Now in its 34th year, the Wave Classic is the longest-running professional windsurfing event in the world, and while there are plenty of contests in sunnier, more exotic locations, none of them has quite the same wild, woolly appeal.

Technically, Tiree is part of the Inner Hebrides, but at this time of year, as the Atlantic starts to wake up from its long summer snooze, it definitely feels more outer than inner. Thanks to its exposed location, the island picks up any Atlantic swell that’s going, and thanks to the fact that it’s almost completely flat, and has beaches facing in almost every direction, as long as there’s a reasonable swell running and a bit of a breeze it’s usually possible for the contest organisers to find the right combination of wind and waves somewhere along its convoluted coast.

The Wave Classic attracts competitors from all over the world, and when everything comes together the sight of them zipping around (and soaring above) Tiree’s aquamarine rollers can be jaw-droppingly spectacular. However, being a spectator at an event like the Wave Classic is nothing like being a spectator at a football match. On any given day, the action could be taking place at pretty much any time (during daylight hours), and at any one of the island’s numerous beaches. For first-time visitors looking to catch some of the action, it can all get a bit confusing. So, for the benefit of any Wave Classic first-timers on the island this week (and for the benefit of anyone who might be planning a visit in the future) here are some tips for enjoying one of Scotland’s most dramatic sporting events.

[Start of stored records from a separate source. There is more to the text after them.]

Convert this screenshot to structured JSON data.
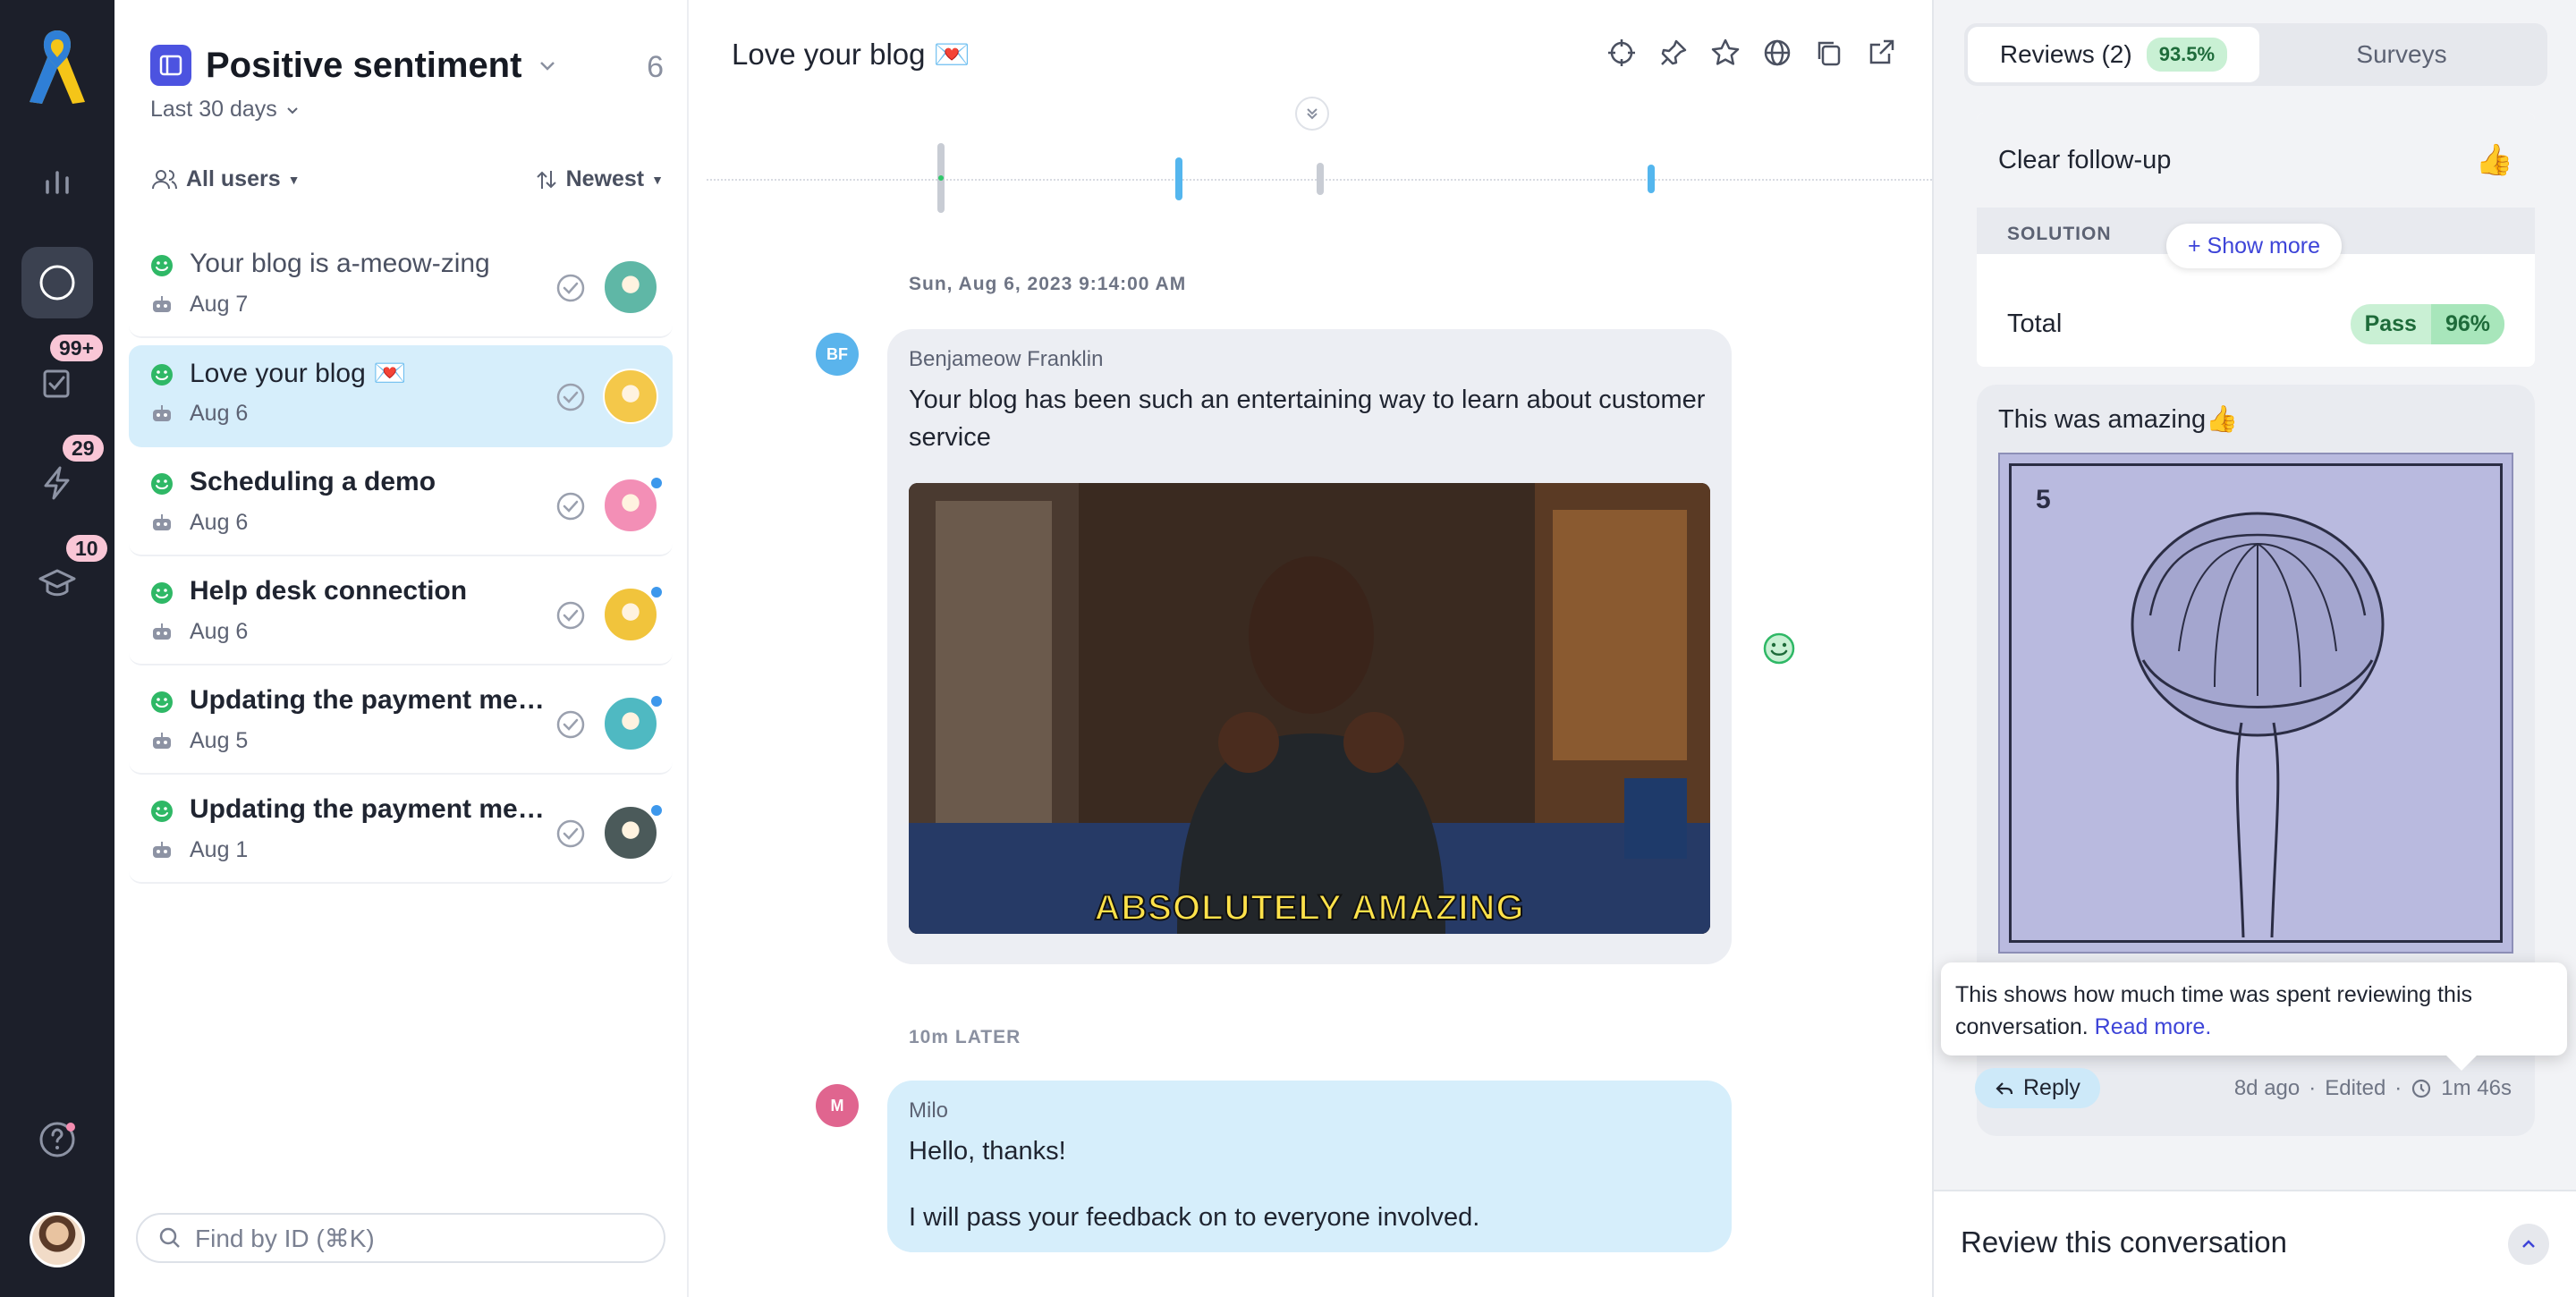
{
  "rail": {
    "badges": {
      "tasks": "99+",
      "actions": "29",
      "learn": "10"
    }
  },
  "list": {
    "title": "Positive sentiment",
    "count": "6",
    "range": "Last 30 days",
    "filter_users": "All users",
    "sort": "Newest",
    "search_placeholder": "Find by ID (⌘K)",
    "items": [
      {
        "title": "Your blog is a-meow-zing",
        "date": "Aug 7",
        "weight": "dim",
        "avatar_color": "#5fb7a6",
        "unread": false
      },
      {
        "title": "Love your blog 💌",
        "date": "Aug 6",
        "weight": "normal",
        "avatar_color": "#f4c84a",
        "unread": false
      },
      {
        "title": "Scheduling a demo",
        "date": "Aug 6",
        "weight": "bold",
        "avatar_color": "#f38fb6",
        "unread": true
      },
      {
        "title": "Help desk connection",
        "date": "Aug 6",
        "weight": "bold",
        "avatar_color": "#f1c43c",
        "unread": true
      },
      {
        "title": "Updating the payment method",
        "date": "Aug 5",
        "weight": "bold",
        "avatar_color": "#4fb9c2",
        "unread": true
      },
      {
        "title": "Updating the payment method",
        "date": "Aug 1",
        "weight": "bold",
        "avatar_color": "#4b5a5a",
        "unread": true
      }
    ]
  },
  "conversation": {
    "title": "Love your blog 💌",
    "timestamp": "Sun, Aug 6, 2023 9:14:00 AM",
    "later": "10m LATER",
    "messages": [
      {
        "initials": "BF",
        "author": "Benjameow Franklin",
        "text": "Your blog has been such an entertaining way to learn about customer service",
        "gif_caption": "ABSOLUTELY AMAZING"
      },
      {
        "initials": "M",
        "author": "Milo",
        "line1": "Hello, thanks!",
        "line2": "I will pass your feedback on to everyone involved."
      }
    ]
  },
  "review": {
    "tab_reviews": "Reviews (2)",
    "tab_reviews_score": "93.5%",
    "tab_surveys": "Surveys",
    "criterion": "Clear follow-up",
    "criterion_icon": "👍",
    "section": "SOLUTION",
    "show_more": "+ Show more",
    "total_label": "Total",
    "total_result": "Pass",
    "total_score": "96%",
    "comment": "This was amazing👍",
    "sketch_number": "5",
    "tooltip_text": "This shows how much time was spent reviewing this conversation.",
    "tooltip_link": "Read more.",
    "reply": "Reply",
    "meta_time": "8d ago",
    "meta_edited": "Edited",
    "meta_duration": "1m 46s",
    "footer": "Review this conversation"
  }
}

1. Know where you’re going (and when to be there). The Wave Classic is a mobile event with a seven day waiting period; that means it can take place pretty much anywhere on the island, and at any time, from today until Friday. The easiest way to find out if the contest is happening, and if so, where, is to check the website (see below), but if you’re having trouble accessing the internet there’s a competitors’ briefing at 9am every morning at the Lodge Hotel at Gott Bay, where the event organisers will explain what’s happening.

2. Be a patient driver. It may only be ten miles long and four miles wide, but distances can be deceptive on Tiree, and it always seems to take longer to get to places than you expect. Partly this is because the roads are almost all single-track, and much twistier than they look on a map, and partly it’s because you’ll often have to stop and wait for cattle to cross the road in front of you. But that’s all fine, because you’re in the islands now, and apart from high blood pressure there’s nothing much to be gained by acting the boy racer. Just sit back, relax and wave at the cows as they saunter past – you’ll get there eventually.

3. Wrap up warm. Tiree is one of the sunniest places in the British Isles, so it’s quite possible that you’ll find yourself basking in warm October sunshine while you’re watching the windsurfing. However, when the wind gets up it can also be brutally cold, particularly if you’re standing around doing nothing, so if in doubt, dress as if you’re going skiing. (And speaking of the wind, be careful when opening your car door - if it’s really blowing hard you could lose it.)

4. Find a good vantage point and pack some binoculars. When the waves are big, there’s not much point standing right at the water’s edge and looking out to sea, as there will more than likely be four or five large walls of whitewater between you and the action – if you’re really lucky, you might just see the top of someone’s head. Instead, try to find some high(er) ground overlooking the contest area to get an overview of what’s going on. And if you want to feel closer to the action, bring binoculars or a camera with a long lens.

5. Get inspired. If watching the pros in action gets you itching to give windsurfing a try, you’re in luck: Wild Diamond Watersports offer gear hire and tuition, and if you don’t fancy learning in giant storm surf, Loch Bhasapol offers a more benign environment for beginners.